Whenever and wherever I can be a catalyst for another woman to recognise her worthiness, to let go of the old story of not being enough and to change her beliefs about what’s possible for her so she can find and fill her own “Susan shaped hole in the world” then my delight and joy and sense of meaning and fulfilment deepens and widens.
These days, there are three key situations in which I feel I am most aligned with this commitment.
Firstly, when I am sharing my story with honesty and openness at a Recovery Meeting, on a webinar, during a speaking gig, in a post or simply in a private, wholehearted conversation with another person who reaches out.
Secondly, when I am working with a woman to help her reconnect to her self-worth and self-belief so she can fully participate in her own life, actively creating her own Next Chapter.
Thirdly, when I am helping someone to recognise the value of their experience so they can create and grow a Next Chapter Business, channeling that experience and wisdom into contribution and fulfilment.
I’ve learned a lot in the past 10 years.

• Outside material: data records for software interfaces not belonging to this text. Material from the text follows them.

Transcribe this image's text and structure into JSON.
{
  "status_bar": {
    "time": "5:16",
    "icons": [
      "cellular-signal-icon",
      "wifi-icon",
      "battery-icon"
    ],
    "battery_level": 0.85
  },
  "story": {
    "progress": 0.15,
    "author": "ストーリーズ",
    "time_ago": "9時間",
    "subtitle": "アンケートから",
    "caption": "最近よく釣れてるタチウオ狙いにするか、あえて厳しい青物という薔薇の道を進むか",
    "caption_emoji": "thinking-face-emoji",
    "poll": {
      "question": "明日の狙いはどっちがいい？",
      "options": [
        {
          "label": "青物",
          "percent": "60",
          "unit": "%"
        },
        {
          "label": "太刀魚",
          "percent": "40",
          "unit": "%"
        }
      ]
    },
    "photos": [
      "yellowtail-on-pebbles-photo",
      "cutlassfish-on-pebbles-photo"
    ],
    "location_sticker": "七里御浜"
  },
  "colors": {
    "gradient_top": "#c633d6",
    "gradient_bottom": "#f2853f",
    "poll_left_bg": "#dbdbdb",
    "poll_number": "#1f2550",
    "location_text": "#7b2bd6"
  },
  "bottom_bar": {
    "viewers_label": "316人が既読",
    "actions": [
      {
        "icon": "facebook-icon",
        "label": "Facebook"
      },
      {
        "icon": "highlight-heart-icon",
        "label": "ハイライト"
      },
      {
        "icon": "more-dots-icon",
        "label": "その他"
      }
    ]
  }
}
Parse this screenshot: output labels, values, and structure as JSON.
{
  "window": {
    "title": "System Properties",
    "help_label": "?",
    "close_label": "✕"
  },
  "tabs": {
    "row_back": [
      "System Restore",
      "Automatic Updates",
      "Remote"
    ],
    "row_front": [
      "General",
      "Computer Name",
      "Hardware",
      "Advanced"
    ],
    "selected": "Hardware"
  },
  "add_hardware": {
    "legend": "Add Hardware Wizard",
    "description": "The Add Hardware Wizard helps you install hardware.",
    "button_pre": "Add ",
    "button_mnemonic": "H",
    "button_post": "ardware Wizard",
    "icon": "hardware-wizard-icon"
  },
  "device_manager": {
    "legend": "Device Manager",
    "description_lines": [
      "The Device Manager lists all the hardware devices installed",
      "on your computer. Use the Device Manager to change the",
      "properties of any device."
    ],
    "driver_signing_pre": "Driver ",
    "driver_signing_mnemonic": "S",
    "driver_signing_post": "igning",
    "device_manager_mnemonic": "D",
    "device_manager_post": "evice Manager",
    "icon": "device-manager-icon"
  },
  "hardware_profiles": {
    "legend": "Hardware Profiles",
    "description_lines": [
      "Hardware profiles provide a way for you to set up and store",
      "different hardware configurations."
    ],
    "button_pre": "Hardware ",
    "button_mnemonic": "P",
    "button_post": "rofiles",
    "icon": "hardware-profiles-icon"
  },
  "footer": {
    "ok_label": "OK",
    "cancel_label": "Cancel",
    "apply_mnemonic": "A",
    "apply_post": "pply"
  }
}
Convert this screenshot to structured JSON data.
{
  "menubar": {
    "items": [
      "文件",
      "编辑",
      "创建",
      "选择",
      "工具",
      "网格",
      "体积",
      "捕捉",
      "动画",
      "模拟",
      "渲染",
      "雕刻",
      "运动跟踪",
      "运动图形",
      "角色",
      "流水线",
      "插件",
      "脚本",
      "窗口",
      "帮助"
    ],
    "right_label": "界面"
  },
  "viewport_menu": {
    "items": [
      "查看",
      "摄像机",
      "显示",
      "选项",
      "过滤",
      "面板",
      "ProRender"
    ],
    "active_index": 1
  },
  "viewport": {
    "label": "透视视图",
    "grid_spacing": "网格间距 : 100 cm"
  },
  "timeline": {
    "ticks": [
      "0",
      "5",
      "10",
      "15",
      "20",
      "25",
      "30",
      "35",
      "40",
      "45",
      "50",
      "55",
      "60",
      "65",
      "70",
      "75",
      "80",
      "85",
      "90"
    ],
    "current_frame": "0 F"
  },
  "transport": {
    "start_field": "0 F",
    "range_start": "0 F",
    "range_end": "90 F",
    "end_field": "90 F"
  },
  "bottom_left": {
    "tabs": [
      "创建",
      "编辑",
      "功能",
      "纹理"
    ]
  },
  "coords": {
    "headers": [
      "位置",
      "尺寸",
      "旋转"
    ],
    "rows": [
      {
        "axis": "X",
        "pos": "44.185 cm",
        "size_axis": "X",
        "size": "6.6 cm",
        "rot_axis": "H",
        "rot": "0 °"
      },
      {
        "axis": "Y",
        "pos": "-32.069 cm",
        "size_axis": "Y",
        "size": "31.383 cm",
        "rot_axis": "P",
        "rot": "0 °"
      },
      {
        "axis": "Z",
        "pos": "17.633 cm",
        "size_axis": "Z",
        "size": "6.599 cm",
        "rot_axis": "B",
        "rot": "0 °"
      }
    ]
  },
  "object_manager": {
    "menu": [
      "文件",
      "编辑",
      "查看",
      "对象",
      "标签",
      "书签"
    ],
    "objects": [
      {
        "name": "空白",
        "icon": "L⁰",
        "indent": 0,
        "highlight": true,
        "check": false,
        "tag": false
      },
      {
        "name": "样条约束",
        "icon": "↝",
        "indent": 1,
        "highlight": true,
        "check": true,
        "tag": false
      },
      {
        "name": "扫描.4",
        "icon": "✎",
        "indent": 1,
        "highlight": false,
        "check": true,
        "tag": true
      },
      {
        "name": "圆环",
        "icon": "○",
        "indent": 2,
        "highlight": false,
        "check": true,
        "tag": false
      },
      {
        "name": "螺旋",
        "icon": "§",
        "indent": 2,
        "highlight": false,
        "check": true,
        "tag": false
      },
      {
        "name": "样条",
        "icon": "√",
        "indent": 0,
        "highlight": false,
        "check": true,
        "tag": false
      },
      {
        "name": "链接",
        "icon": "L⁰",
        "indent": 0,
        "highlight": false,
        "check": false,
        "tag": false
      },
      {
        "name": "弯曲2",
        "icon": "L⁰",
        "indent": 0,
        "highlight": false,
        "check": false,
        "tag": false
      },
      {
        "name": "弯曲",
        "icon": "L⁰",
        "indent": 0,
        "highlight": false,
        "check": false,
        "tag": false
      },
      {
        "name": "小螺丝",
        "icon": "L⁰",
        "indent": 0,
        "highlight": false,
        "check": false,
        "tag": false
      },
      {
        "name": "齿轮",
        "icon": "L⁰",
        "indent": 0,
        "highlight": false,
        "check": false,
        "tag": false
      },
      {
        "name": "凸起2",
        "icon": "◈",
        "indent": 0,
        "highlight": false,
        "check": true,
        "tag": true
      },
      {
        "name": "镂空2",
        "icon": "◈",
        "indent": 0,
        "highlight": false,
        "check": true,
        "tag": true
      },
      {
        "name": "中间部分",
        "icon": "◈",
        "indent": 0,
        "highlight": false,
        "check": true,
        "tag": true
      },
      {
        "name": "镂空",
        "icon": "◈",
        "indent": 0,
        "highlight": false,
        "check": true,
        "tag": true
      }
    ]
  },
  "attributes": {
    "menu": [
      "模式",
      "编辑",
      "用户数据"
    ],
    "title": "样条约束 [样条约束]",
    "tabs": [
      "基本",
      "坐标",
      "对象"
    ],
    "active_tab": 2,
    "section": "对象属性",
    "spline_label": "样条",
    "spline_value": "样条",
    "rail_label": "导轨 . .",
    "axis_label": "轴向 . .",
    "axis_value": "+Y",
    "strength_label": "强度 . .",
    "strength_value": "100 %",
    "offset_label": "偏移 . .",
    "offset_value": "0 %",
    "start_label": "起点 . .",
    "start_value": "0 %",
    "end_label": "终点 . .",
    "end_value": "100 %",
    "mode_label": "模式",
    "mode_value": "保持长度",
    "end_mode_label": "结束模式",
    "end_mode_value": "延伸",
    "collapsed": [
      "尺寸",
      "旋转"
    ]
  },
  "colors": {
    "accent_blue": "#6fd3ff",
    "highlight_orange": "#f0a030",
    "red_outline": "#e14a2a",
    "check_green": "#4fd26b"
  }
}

I’m still on the journey and will be forevermore. I’m learning to live in the space between action and allowing. I’m learning to listen to, and follow, my intuition. I’m learning to respond, rather than react. I’m learning to accept myself completely as I am right now, and yet still be committed to growth. I’m learning that every feeling, good or bad, passes and can be handled. And I’ve learned how important it is to ask for help when I need it and to ensure I am a part of a community where I feel I belong and can contribute. That’s the most exciting part!
And how about you?
Are there changes you know you need to make in your own life?
Are your outsides and insides aligned?
Do you have a new desire, something that’s calling you to grow, move, expand?
I know what it’s like to feel so stuck, to feel despair and crippling fear and self-doubt. That it’s too hard to change. But I also know anything, absolutely anything is possible for you. You just need to take the first step and let go. That I know for sure.
And if you feel you might be facing a similar situation to what I was, I urge you to reach out and ask for help. A whole new world awaits you.
Alcoholics Anonymous: 1300 222 222
Smart Recovery: (02) 9373 5100